Mumbai may face a shortage of vegetables and fruits in the coming days, as commission agents across Maharashtra have threatened to shut down all major wholesale markets. The strike has been announced to protest against an order by the director of marketing, restraining agents from collecting commission from farmers.
The Agricultural Produce Market Committee (APMC) at Vashi is considering an indefinite strike from Wednesday. The Nashik market will be closed from Monday itself, sparking fears that onion prices may see a huge spike.
At present, farmers auction their produce to agents, who charge a certain commission. The government has now forbidden the collection of this money from farmers, and asked agents to recover it from consumers, which they say is unfeasible.
Agents have justified the commission, saying they help farmers get the best deal for their produce. “We take the entire responsibility of selling the goods of the farmers and pay the money instantly within 24 hours. How can we be denied our rightful share of revenue?” said Ashok Valunj, director, APMC. “We may see an indefinite strike from Wednesday if the state government does not stay the order,” he said.
The agents get a commission of 3-6% of the sold goods. For years, the commission agents were accused of gaining profits at the cost of the farmers. The allegation was that fruits and vegetables are perishable goods, farmers had no choice but to bend to the whims of the agents. However, agents deny any such exploitation.
Manoj Jain, a commission agent from Nashik, said the markets there would shut down from Monday. “The director of marketing wants us to charge the consumers, which is not a feasible option.
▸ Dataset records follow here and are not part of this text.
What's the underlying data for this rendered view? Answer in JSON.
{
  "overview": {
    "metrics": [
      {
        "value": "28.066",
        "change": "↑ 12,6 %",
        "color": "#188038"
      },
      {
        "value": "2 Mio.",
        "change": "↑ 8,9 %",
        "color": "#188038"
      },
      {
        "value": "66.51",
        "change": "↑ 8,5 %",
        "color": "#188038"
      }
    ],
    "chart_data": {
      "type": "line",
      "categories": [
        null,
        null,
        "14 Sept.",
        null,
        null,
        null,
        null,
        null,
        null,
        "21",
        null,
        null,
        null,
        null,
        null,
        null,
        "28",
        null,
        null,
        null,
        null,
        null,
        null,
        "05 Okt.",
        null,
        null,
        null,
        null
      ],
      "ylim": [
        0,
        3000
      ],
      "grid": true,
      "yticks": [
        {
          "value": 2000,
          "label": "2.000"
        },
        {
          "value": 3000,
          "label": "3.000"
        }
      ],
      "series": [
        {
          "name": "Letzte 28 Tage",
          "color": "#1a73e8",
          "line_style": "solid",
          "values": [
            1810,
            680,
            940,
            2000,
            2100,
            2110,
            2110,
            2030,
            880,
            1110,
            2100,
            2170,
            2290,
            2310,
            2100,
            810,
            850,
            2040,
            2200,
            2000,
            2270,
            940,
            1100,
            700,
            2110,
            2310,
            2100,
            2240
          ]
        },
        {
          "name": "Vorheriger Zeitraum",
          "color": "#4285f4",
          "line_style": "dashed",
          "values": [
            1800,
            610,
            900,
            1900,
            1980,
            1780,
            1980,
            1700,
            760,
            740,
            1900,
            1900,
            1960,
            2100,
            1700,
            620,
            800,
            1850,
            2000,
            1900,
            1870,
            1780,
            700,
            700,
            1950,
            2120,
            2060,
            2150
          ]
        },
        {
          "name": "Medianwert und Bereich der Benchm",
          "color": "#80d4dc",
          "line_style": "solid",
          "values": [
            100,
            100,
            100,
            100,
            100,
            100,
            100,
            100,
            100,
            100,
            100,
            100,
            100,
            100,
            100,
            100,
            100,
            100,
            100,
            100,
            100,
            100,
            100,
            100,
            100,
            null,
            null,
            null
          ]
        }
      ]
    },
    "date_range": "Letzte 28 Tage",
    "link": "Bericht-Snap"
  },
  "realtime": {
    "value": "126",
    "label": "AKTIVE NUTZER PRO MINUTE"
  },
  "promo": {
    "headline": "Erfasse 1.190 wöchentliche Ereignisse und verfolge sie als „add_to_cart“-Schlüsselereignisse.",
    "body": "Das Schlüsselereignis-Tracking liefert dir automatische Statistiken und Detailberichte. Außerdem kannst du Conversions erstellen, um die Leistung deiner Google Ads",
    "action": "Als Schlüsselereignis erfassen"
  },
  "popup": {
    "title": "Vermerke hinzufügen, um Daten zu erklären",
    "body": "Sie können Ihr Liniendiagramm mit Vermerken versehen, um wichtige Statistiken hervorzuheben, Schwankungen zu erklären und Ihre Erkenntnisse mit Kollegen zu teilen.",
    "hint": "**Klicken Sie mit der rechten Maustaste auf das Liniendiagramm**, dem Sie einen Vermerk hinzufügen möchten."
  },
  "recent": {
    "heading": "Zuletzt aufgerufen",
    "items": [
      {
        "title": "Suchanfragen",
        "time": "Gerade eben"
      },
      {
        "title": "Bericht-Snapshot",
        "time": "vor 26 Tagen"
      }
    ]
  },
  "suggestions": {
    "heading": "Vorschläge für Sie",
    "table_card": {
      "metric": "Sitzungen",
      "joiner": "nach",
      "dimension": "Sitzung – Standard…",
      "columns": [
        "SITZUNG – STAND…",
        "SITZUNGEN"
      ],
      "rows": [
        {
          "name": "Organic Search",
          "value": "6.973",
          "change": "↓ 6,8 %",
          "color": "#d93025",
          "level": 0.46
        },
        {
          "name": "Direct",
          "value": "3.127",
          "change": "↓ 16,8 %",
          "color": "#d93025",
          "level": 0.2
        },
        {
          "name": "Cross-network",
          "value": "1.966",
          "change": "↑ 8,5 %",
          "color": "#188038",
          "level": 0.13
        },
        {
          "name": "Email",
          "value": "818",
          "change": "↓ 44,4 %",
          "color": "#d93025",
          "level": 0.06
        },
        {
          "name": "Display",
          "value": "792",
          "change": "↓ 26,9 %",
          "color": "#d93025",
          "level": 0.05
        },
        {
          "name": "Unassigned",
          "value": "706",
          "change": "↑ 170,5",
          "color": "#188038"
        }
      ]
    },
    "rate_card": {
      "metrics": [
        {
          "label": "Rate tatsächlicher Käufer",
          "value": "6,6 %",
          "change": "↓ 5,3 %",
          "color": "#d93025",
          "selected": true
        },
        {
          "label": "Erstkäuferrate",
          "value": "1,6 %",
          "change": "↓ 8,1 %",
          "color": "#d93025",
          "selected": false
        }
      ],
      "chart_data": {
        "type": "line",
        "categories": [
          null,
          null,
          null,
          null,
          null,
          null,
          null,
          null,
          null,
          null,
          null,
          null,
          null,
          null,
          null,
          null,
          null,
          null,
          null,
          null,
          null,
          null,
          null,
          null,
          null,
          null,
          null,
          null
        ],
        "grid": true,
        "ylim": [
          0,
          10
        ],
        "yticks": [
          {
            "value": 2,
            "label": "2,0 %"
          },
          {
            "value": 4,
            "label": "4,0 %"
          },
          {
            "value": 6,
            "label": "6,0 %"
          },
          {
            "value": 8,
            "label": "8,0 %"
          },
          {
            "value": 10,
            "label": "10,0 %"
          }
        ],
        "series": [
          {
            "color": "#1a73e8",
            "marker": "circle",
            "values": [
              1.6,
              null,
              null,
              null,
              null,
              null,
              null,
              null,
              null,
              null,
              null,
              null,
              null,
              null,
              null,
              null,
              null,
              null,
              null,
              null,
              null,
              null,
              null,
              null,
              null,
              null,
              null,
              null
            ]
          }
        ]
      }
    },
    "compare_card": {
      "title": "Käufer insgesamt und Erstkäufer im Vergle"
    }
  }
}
Even the farmers will suffer in this order,” said Jain.
Chandrakant Patil, minister for marketing and textiles, was unavailable for comment.